Camden Council admits role in removal of homeless tents near north London hospital entrance

Footage appeared to show the tents being put into a waste disposal truck (Streets Kitchen / Twitter)
Footage appeared to show the tents being put into a waste disposal truck (Streets Kitchen / Twitter)

Camden Council admitted it was involved in the destruction of homeless people’s tents in central London.

Around ten near University College London Hospital were forcibly removed in a move called “outrageous” by charity.

Footage recorded by Streets Kitchen, which supports those sleeping on the streets, showed some being thrown into the back of a bin lorry.

Deputy leader Adam Harrison said initial investigations found “there was operational involvement from Camden”.

The tents were cleared from the area after the Metropolitan Police issued a S35 dispersal order, which requires people to vacate an area for a maximum of 48 hours.

The force said it worked with UCLH and other partners in response to concerns for patient welfare near the entrance on Huntley Street.

Police received reports of “drug dealing, urination and staff being intimated or verbally abused by some of those begging and sleeping rough”.

Following an “urgent investigation”, Mr Harrison said on Wednesday: “It’s important to acknowledge what happened on Friday was unacceptable... it is clear that something has gone wrong here.

“Whilst this dispersal order was applied for by University College Hospital London and enforced by the police, we acknowledge that waste collection services were arranged through the council and our rough sleeping support services were engaged to support people affected.”

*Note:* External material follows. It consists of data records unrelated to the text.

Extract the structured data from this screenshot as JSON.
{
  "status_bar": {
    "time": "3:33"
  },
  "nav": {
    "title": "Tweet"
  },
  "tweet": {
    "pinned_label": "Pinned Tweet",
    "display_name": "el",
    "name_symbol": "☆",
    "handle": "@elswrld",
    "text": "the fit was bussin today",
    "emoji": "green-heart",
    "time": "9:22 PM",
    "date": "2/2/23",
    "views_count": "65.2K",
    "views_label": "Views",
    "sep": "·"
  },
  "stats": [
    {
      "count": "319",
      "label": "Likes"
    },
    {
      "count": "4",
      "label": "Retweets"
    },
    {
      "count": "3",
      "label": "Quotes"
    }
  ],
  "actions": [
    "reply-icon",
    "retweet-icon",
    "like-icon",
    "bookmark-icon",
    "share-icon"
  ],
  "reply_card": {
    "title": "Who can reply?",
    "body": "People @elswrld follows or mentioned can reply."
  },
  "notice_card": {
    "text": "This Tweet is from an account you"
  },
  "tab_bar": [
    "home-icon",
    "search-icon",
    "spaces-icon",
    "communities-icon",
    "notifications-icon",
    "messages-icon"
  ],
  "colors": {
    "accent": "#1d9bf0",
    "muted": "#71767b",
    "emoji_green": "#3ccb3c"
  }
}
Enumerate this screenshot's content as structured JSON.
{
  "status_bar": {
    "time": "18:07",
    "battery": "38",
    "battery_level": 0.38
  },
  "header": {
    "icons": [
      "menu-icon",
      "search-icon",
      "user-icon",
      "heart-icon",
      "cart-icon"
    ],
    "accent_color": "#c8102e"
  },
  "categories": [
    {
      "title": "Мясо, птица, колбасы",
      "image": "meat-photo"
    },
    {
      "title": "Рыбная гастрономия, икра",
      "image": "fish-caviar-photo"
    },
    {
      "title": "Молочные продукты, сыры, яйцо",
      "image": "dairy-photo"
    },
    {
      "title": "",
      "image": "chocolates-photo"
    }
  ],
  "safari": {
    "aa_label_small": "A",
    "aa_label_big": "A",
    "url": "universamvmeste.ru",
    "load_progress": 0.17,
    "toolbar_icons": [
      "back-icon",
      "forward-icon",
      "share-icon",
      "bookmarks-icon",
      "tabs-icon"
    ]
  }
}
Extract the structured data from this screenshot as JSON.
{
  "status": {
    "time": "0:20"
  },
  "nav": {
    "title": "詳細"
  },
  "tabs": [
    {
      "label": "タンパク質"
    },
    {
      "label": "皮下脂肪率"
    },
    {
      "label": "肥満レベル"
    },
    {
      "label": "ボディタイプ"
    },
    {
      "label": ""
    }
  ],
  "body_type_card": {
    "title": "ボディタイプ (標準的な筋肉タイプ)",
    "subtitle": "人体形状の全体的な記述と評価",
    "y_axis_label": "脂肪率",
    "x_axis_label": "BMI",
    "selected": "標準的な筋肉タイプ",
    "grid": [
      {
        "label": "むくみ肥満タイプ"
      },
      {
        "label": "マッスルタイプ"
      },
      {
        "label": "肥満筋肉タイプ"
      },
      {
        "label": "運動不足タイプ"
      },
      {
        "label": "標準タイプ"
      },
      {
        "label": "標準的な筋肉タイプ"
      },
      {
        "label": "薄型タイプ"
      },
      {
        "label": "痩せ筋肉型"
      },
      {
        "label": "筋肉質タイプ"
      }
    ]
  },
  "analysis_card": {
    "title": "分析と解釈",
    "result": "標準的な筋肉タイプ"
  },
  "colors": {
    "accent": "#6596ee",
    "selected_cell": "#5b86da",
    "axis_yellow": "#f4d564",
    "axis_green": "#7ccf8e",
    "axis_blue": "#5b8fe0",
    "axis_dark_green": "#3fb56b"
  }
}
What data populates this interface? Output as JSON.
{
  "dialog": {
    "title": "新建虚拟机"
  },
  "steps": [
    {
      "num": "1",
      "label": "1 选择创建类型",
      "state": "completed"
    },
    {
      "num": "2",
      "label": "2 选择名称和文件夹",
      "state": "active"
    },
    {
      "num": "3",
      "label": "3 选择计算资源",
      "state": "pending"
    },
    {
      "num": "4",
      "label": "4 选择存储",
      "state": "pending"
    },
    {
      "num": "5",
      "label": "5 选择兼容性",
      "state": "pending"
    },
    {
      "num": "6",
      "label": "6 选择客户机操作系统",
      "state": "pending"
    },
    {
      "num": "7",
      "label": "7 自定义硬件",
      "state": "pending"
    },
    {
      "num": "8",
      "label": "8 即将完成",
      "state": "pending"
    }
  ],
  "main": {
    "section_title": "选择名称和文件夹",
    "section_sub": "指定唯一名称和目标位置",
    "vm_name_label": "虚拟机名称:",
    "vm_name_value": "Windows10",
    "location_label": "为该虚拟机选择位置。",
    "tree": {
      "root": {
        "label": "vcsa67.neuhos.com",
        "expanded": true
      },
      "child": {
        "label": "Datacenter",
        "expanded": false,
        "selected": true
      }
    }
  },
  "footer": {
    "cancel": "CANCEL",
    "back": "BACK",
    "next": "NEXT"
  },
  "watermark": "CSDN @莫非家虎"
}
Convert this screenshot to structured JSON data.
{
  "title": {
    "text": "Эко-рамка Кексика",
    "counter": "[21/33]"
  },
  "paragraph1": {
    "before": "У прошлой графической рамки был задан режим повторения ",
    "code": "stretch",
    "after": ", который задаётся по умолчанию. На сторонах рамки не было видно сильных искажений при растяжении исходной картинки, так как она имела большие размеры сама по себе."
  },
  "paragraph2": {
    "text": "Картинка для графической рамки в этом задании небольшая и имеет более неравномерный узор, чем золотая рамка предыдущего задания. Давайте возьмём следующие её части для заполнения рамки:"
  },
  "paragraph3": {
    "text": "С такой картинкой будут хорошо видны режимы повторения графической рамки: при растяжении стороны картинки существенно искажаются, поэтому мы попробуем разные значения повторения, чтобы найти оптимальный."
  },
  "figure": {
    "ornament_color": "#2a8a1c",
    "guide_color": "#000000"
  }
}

A spokesperson for refuse firm Veolia said it acted “on behalf of and under the strict supervision of Camden Council, and the police when needed”.

They said: “We follow all the procedures and requirements needed when it comes to removing sensitive items.

“We are working internally and with Camden Council to review how requests of this nature will be handled in the future.”

A UCLH spokesman previously said the action was taken due to “public health concerns” outside Grafton Way Building, which houses units treating immunocompromised patients.

They added: “UCLH is deeply committed to improving the health and wellbeing of homeless people and we provide a number of services for this vulnerable group.”

But Streets Kitchen founder Jon Glackin rejected accusations the homeless men were dirty.

He said he wanted to see a constructive community response following the removal of the tents and added that the organisation was co-hosting a public meeting on Thursday at St Michael’s Church on Camden Road.

One homeless man, who claimed he has received no warning of the raid, told them: “My clothing, everything from the past 23 years, all my belongings, is away... is gone.

“The tent was like my home. It was where I found peace. I feel devastated you know.”

Mr Harrison said the incident did not reflect the council’s values, adding: “We will make sure this is clear and understood at every level of the organisation.

“We are determined to make improvements to how rough sleepers are supported in the borough.”